EXERCISE — Look for the word "peaks" in the records, and copy each line where it appears.

AVAILABLE DATA Start Marker

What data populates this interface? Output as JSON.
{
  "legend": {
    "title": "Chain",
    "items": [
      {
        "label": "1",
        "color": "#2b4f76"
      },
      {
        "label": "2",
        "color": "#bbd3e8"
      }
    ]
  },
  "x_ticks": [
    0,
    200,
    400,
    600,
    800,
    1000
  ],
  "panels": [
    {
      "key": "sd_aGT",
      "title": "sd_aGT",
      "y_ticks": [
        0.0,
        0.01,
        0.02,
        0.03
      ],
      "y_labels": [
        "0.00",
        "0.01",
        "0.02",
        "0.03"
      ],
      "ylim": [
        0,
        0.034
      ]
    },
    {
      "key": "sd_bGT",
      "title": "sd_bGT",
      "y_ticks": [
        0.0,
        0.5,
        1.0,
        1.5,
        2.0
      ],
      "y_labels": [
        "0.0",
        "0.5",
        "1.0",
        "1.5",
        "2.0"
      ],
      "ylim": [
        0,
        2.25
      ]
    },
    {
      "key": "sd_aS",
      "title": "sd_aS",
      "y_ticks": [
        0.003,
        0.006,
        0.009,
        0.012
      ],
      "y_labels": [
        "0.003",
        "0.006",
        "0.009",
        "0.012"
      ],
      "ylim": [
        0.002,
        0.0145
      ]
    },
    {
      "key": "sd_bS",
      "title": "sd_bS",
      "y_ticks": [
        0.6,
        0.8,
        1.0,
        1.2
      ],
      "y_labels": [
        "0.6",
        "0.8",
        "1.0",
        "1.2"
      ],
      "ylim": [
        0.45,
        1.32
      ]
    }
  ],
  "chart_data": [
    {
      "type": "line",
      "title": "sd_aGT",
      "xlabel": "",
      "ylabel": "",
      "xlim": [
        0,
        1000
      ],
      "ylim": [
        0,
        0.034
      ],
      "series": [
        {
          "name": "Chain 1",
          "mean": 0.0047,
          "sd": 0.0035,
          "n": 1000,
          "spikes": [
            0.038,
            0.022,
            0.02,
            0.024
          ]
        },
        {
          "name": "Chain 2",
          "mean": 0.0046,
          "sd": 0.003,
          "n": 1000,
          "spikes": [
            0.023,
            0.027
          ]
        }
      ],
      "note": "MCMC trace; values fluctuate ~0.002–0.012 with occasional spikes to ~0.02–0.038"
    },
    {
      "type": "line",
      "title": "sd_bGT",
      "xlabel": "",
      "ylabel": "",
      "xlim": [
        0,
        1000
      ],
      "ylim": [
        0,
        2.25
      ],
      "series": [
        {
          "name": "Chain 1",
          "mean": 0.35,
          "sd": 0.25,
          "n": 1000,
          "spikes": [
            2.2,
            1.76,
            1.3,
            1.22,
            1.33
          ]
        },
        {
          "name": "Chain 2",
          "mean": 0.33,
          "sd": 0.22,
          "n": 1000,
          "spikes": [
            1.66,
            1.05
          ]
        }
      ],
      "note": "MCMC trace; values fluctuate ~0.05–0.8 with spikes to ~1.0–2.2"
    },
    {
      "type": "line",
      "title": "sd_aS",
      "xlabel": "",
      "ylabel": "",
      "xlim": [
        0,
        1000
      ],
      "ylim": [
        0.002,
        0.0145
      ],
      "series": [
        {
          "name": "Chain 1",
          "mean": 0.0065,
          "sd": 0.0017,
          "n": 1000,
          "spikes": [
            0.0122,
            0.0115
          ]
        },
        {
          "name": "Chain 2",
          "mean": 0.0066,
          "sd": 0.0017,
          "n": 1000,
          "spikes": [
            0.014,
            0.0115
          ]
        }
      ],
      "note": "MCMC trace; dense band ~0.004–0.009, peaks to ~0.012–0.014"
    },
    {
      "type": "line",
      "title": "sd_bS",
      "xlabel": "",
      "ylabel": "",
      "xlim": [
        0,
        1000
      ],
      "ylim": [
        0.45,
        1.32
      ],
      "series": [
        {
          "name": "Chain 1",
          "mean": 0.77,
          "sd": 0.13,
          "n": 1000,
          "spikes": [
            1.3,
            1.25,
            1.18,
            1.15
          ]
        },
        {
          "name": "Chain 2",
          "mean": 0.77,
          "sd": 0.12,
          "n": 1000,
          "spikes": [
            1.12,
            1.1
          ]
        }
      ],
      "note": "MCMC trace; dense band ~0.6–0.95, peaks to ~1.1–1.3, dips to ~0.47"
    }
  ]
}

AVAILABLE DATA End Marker

PROBLEM SOLUTION —
      "note": "MCMC trace; dense band ~0.004–0.009, peaks to ~0.012–0.014"
      "note": "MCMC trace; dense band ~0.6–0.95, peaks to ~1.1–1.3, dips to ~0.47"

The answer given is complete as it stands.